> [Work to complete]: If a line in the data below contains "flange", copy it.

Dataset rows for apps and sites:
<<<<

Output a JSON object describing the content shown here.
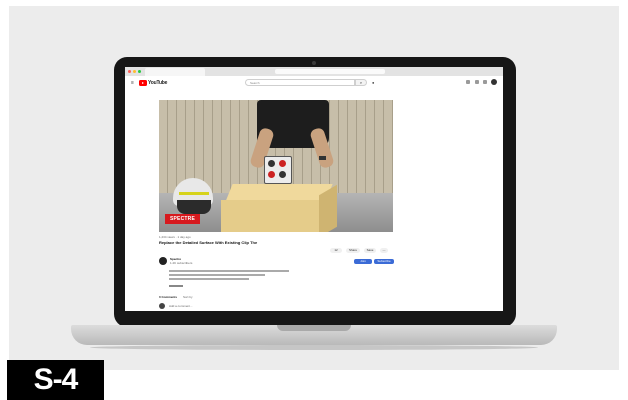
{
  "browser": {
    "tab_title": "",
    "url": ""
  },
  "youtube_header": {
    "logo_text": "YouTube",
    "search_placeholder": "Search"
  },
  "video": {
    "watermark_logo": "SPECTRE",
    "title": "Replace the Detailed Surface With Existing Clip The",
    "meta": "1,234 views · 1 day ago",
    "channel_name": "Spectre",
    "channel_subs": "1.2K subscribers",
    "like_count": "12",
    "share_label": "Share",
    "save_label": "Save",
    "join_label": "Join",
    "subscribe_label": "Subscribe"
  },
  "comments": {
    "header": "0 Comments",
    "sort_label": "Sort by",
    "add_placeholder": "Add a comment..."
  },
  "colors": {
    "yt_red": "#ff0000",
    "brand_red": "#d7191e",
    "subscribe_blue": "#3b6bd6"
  },
  "badge": {
    "label": "S-4"
  }
}
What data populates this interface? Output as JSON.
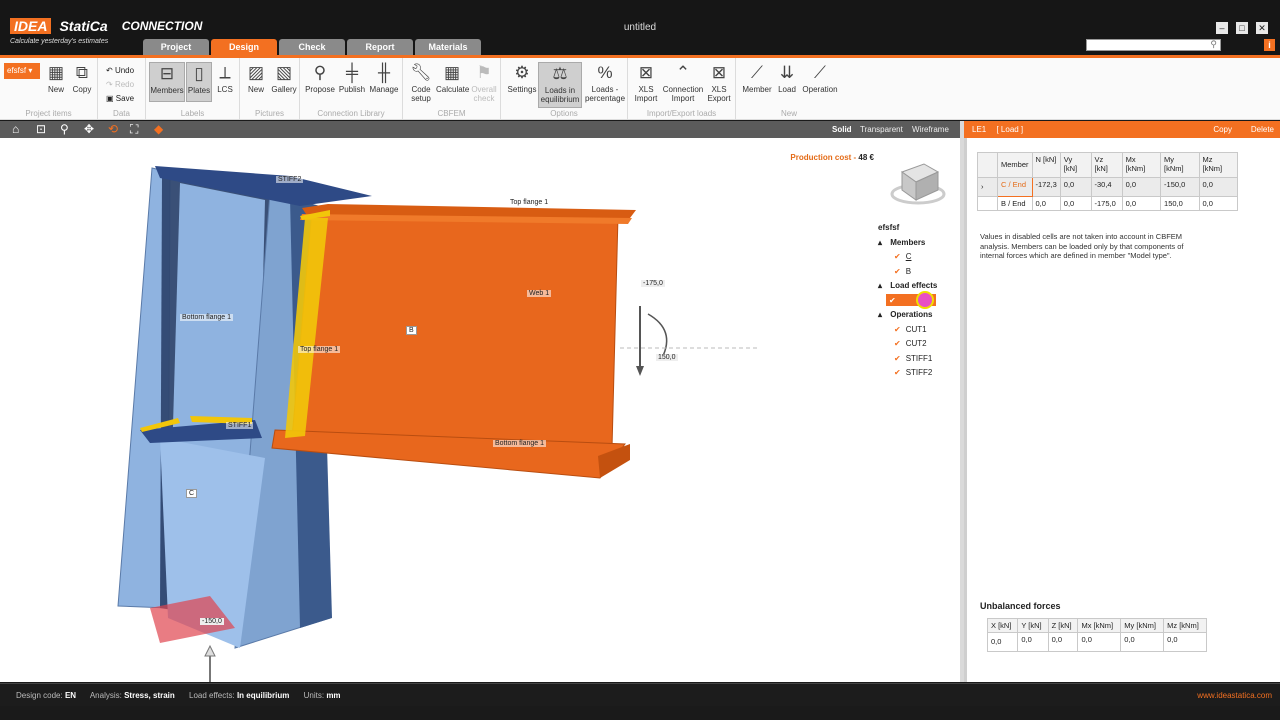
{
  "app": {
    "brand_idea": "IDEA",
    "brand_statica": "StatiCa",
    "product": "CONNECTION",
    "tagline": "Calculate yesterday's estimates",
    "window_title": "untitled"
  },
  "tabs": [
    {
      "label": "Project",
      "active": false
    },
    {
      "label": "Design",
      "active": true
    },
    {
      "label": "Check",
      "active": false
    },
    {
      "label": "Report",
      "active": false
    },
    {
      "label": "Materials",
      "active": false
    }
  ],
  "ribbon": {
    "project_items": {
      "selector": "efsfsf",
      "new": "New",
      "copy": "Copy",
      "group": "Project items"
    },
    "data": {
      "undo": "Undo",
      "redo": "Redo",
      "save": "Save",
      "group": "Data"
    },
    "labels": {
      "members": "Members",
      "plates": "Plates",
      "lcs": "LCS",
      "group": "Labels"
    },
    "pictures": {
      "new": "New",
      "gallery": "Gallery",
      "group": "Pictures"
    },
    "connection_library": {
      "propose": "Propose",
      "publish": "Publish",
      "manage": "Manage",
      "group": "Connection Library"
    },
    "cbfem": {
      "code_setup": "Code setup",
      "calculate": "Calculate",
      "overall_check": "Overall check",
      "group": "CBFEM"
    },
    "options": {
      "settings": "Settings",
      "loads_eq": "Loads in equilibrium",
      "loads_pct": "Loads - percentage",
      "group": "Options"
    },
    "import_export": {
      "xls_import": "XLS Import",
      "conn_import": "Connection Import",
      "xls_export": "XLS Export",
      "group": "Import/Export loads"
    },
    "new_group": {
      "member": "Member",
      "load": "Load",
      "operation": "Operation",
      "group": "New"
    }
  },
  "view_modes": {
    "solid": "Solid",
    "transparent": "Transparent",
    "wireframe": "Wireframe"
  },
  "viewport": {
    "production_cost_label": "Production cost",
    "production_cost_value": "48 €",
    "labels3d": {
      "stiff2": "STIFF2",
      "top_flange_b": "Top flange 1",
      "web_b": "Web 1",
      "member_b": "B",
      "bottom_flange_c": "Bottom flange 1",
      "top_flange_c": "Top flange 1",
      "stiff1": "STIFF1",
      "bottom_flange_b": "Bottom flange 1",
      "member_c": "C",
      "load_vz": "-175,0",
      "load_my": "150,0",
      "load_n": "-150,0"
    }
  },
  "tree": {
    "root": "efsfsf",
    "members_label": "Members",
    "members": [
      "C",
      "B"
    ],
    "load_effects_label": "Load effects",
    "operations_label": "Operations",
    "operations": [
      "CUT1",
      "CUT2",
      "STIFF1",
      "STIFF2"
    ]
  },
  "right_panel": {
    "title": "LE1",
    "subtitle": "[ Load ]",
    "copy": "Copy",
    "delete": "Delete",
    "table_headers": [
      "Member",
      "N [kN]",
      "Vy [kN]",
      "Vz [kN]",
      "Mx [kNm]",
      "My [kNm]",
      "Mz [kNm]"
    ],
    "rows": [
      [
        "C / End",
        "-172,3",
        "0,0",
        "-30,4",
        "0,0",
        "-150,0",
        "0,0"
      ],
      [
        "B / End",
        "0,0",
        "0,0",
        "-175,0",
        "0,0",
        "150,0",
        "0,0"
      ]
    ],
    "note": "Values in disabled cells are not taken into account in CBFEM analysis. Members can be loaded only by that components of internal forces which are defined in member \"Model type\".",
    "unbalanced_title": "Unbalanced forces",
    "unbalanced_headers": [
      "X [kN]",
      "Y [kN]",
      "Z [kN]",
      "Mx [kNm]",
      "My [kNm]",
      "Mz [kNm]"
    ],
    "unbalanced_values": [
      "0,0",
      "0,0",
      "0,0",
      "0,0",
      "0,0",
      "0,0"
    ]
  },
  "status": {
    "design_code_label": "Design code:",
    "design_code": "EN",
    "analysis_label": "Analysis:",
    "analysis": "Stress, strain",
    "load_effects_label": "Load effects:",
    "load_effects": "In equilibrium",
    "units_label": "Units:",
    "units": "mm",
    "website": "www.ideastatica.com"
  },
  "colors": {
    "accent": "#f37021",
    "column": "#8fb3e0",
    "beam": "#e8671d",
    "plate": "#2e4a86"
  }
}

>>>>

> [Written response]:
      "top_flange_b": "Top flange 1",
      "bottom_flange_c": "Bottom flange 1",
      "top_flange_c": "Top flange 1",
      "bottom_flange_b": "Bottom flange 1",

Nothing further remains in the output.